Source: MIL-OSI Submissions
Source: Environmental Protection Authority
The Environmental Protection Authority (EPA) is reminding Emissions Trading Scheme (ETS) participants to get their emissions returns in before 31 March and to surrender any units by 31 May.
Participants who are unable to complete their returns by 31 March can apply for an extension of up to 20 working days to submit their return, however this needs to be done by the 31 March reporting deadline. The EPA cannot extend the date for surrender obligations.
The EPA’s General Manager for Compliance, Monitoring and Enforcement, Gayle Holmes, says changes to the ETS, through the Climate Change Response (Emissions Trading Reform) Amendment Act 2020, became law last June. If participants fail to file their returns on time, and surrender or repay units by the due date, or provide incorrect information, new penalties may apply.
She says, “If you don’t meet your obligations, there are new penalties which will have financial impacts. For some participants the penalty may be substantial and we do not have discretion to apply any penalty reductions to these.”
Gayle Holmes says that’s why people need to stay up-to-date with their filing and on top of their obligations under the CCRA.
“How penalties are calculated are now prescribed by the Act. A person’s level of culpability and voluntarily disclosure of a failure or error are factors that will determine the ‘culpability factor’ to be applied to the penalty amount. It is in an organisations best interest to let us know promptly if they have made a mistake.”
In addition to penalties, there are a number of offences relating to failure to comply with provisions in the Act, including collecting data, keeping records and submitting an emission return by the due date.
Like the Income Tax regime, the ETS is ‘enabling’, in that people are able to do things for themselves. People register themselves, assess their own obligations, and then do their own reporting.
The ETS is New Zealand’s primary tool for reducing carbon emissions. The amendments, which came into effect last year, have provided the EPA with a wider range of compliance tools to help manage and maintain the integrity of the Scheme, and will improve certainty for businesses, make the Scheme more accessible and improve its administration.

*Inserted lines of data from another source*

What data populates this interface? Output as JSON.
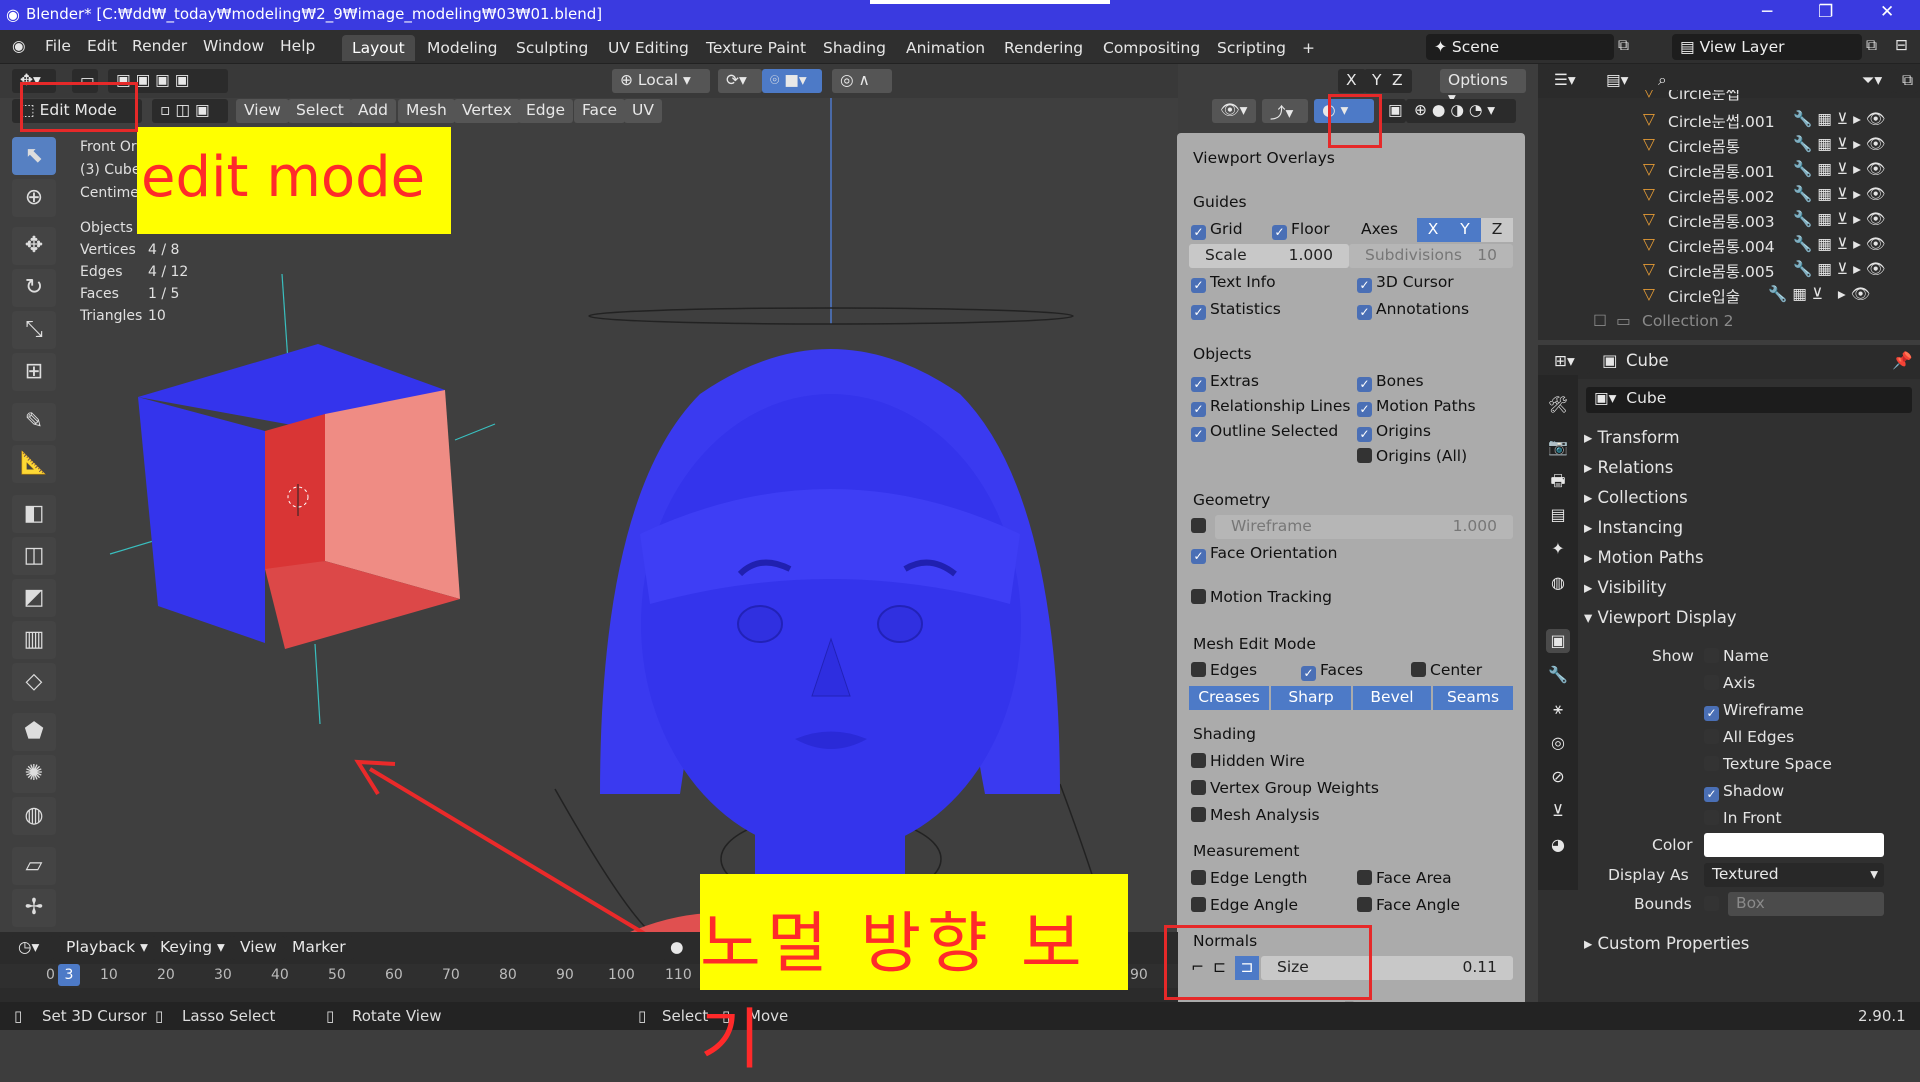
{
  "window": {
    "title": "Blender* [C:₩dd₩_today₩modeling₩2_9₩image_modeling₩03₩01.blend]",
    "minimize": "─",
    "restore": "❐",
    "close": "✕"
  },
  "menu": [
    "File",
    "Edit",
    "Render",
    "Window",
    "Help"
  ],
  "workspaces": [
    "Layout",
    "Modeling",
    "Sculpting",
    "UV Editing",
    "Texture Paint",
    "Shading",
    "Animation",
    "Rendering",
    "Compositing",
    "Scripting"
  ],
  "scene": {
    "scene_label": "Scene",
    "view_layer_label": "View Layer"
  },
  "viewport_header": {
    "mode": "Edit Mode",
    "menus": [
      "View",
      "Select",
      "Add",
      "Mesh",
      "Vertex",
      "Edge",
      "Face",
      "UV"
    ],
    "transform_orientation": "Local",
    "options": "Options",
    "axes": [
      "X",
      "Y",
      "Z"
    ]
  },
  "viewport_info": {
    "view_name": "Front Ortho",
    "object": "(3) Cube",
    "units": "Centimeters",
    "objects_label": "Objects",
    "stats": [
      {
        "label": "Vertices",
        "value": "4 / 8"
      },
      {
        "label": "Edges",
        "value": "4 / 12"
      },
      {
        "label": "Faces",
        "value": "1 / 5"
      },
      {
        "label": "Triangles",
        "value": "10"
      }
    ]
  },
  "overlays": {
    "title": "Viewport Overlays",
    "guides": {
      "heading": "Guides",
      "grid": "Grid",
      "floor": "Floor",
      "axes_label": "Axes",
      "axes": [
        "X",
        "Y",
        "Z"
      ],
      "scale_label": "Scale",
      "scale_value": "1.000",
      "subdiv_label": "Subdivisions",
      "subdiv_value": "10",
      "text_info": "Text Info",
      "cursor": "3D Cursor",
      "statistics": "Statistics",
      "annotations": "Annotations"
    },
    "objects": {
      "heading": "Objects",
      "extras": "Extras",
      "bones": "Bones",
      "relationship": "Relationship Lines",
      "motion_paths": "Motion Paths",
      "outline": "Outline Selected",
      "origins": "Origins",
      "origins_all": "Origins (All)"
    },
    "geometry": {
      "heading": "Geometry",
      "wireframe": "Wireframe",
      "wireframe_value": "1.000",
      "face_orientation": "Face Orientation"
    },
    "motion_tracking": "Motion Tracking",
    "mesh_edit": {
      "heading": "Mesh Edit Mode",
      "edges": "Edges",
      "faces": "Faces",
      "center": "Center",
      "creases": "Creases",
      "sharp": "Sharp",
      "bevel": "Bevel",
      "seams": "Seams"
    },
    "shading": {
      "heading": "Shading",
      "hidden_wire": "Hidden Wire",
      "vgroup": "Vertex Group Weights",
      "mesh_analysis": "Mesh Analysis"
    },
    "measurement": {
      "heading": "Measurement",
      "edge_length": "Edge Length",
      "face_area": "Face Area",
      "edge_angle": "Edge Angle",
      "face_angle": "Face Angle"
    },
    "normals": {
      "heading": "Normals",
      "size_label": "Size",
      "size_value": "0.11"
    }
  },
  "outliner": {
    "items": [
      "Circle눈썹",
      "Circle눈썹.001",
      "Circle몸통",
      "Circle몸통.001",
      "Circle몸통.002",
      "Circle몸통.003",
      "Circle몸통.004",
      "Circle몸통.005",
      "Circle입술"
    ],
    "collection": "Collection 2"
  },
  "properties": {
    "object_name": "Cube",
    "data_name": "Cube",
    "panels": [
      "Transform",
      "Relations",
      "Collections",
      "Instancing",
      "Motion Paths",
      "Visibility",
      "Viewport Display"
    ],
    "show_label": "Show",
    "show_items": [
      {
        "label": "Name",
        "checked": false
      },
      {
        "label": "Axis",
        "checked": false
      },
      {
        "label": "Wireframe",
        "checked": true
      },
      {
        "label": "All Edges",
        "checked": false
      },
      {
        "label": "Texture Space",
        "checked": false
      },
      {
        "label": "Shadow",
        "checked": true
      },
      {
        "label": "In Front",
        "checked": false
      }
    ],
    "color_label": "Color",
    "display_as_label": "Display As",
    "display_as_value": "Textured",
    "bounds_label": "Bounds",
    "bounds_value": "Box",
    "custom_props": "Custom Properties"
  },
  "timeline": {
    "playback": "Playback",
    "keying": "Keying",
    "view": "View",
    "marker": "Marker",
    "frame": "3",
    "ticks": [
      "0",
      "10",
      "20",
      "30",
      "40",
      "50",
      "60",
      "70",
      "80",
      "90",
      "100",
      "110"
    ],
    "end_tick": "90"
  },
  "statusbar": {
    "set_cursor": "Set 3D Cursor",
    "lasso": "Lasso Select",
    "rotate": "Rotate View",
    "select": "Select",
    "move": "Move",
    "version": "2.90.1"
  },
  "annotations": {
    "edit_mode": "edit mode",
    "normals_view": "노멀 방향 보기"
  }
}
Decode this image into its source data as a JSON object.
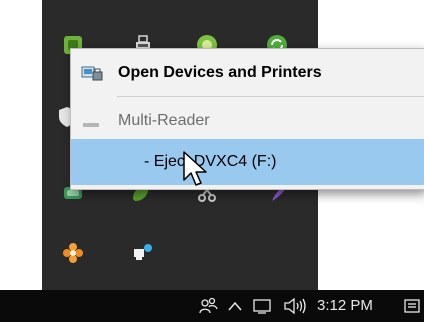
{
  "tray_overflow": {
    "icons": [
      {
        "name": "green-app-icon",
        "color": "#6fb23a"
      },
      {
        "name": "usb-drive-icon",
        "color": "#d0d0d0"
      },
      {
        "name": "green-circle-app-icon",
        "color": "#7cc242"
      },
      {
        "name": "green-sync-icon",
        "color": "#4fae3c"
      },
      {
        "name": "shield-icon",
        "color": "#e0e0e0"
      },
      {
        "name": "network-app-icon",
        "color": "#3a9a5a"
      },
      {
        "name": "green-leaf-icon",
        "color": "#5aa02c"
      },
      {
        "name": "scissors-icon",
        "color": "#cccccc"
      },
      {
        "name": "purple-feather-icon",
        "color": "#8a5bd0"
      },
      {
        "name": "orange-flower-icon",
        "color": "#f08a24"
      },
      {
        "name": "network-share-icon",
        "color": "#3ab0e8"
      }
    ]
  },
  "context_menu": {
    "open_devices": "Open Devices and Printers",
    "device_name": "Multi-Reader",
    "eject_item": "-  Eject DVXC4 (F:)"
  },
  "taskbar": {
    "icons": [
      "people-icon",
      "chevron-up-icon",
      "monitor-icon",
      "speaker-icon",
      "action-center-icon"
    ],
    "time": "3:12 PM"
  },
  "colors": {
    "tray_background": "#2a2a2a",
    "taskbar_background": "#0a0a0a",
    "menu_background": "#f2f2f2",
    "menu_highlight": "#99c9ef"
  }
}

These changes will help New Zealand reach its greenhouse gas emissions reduction targets, moving New Zealand towards being a sustainable and low emission economy.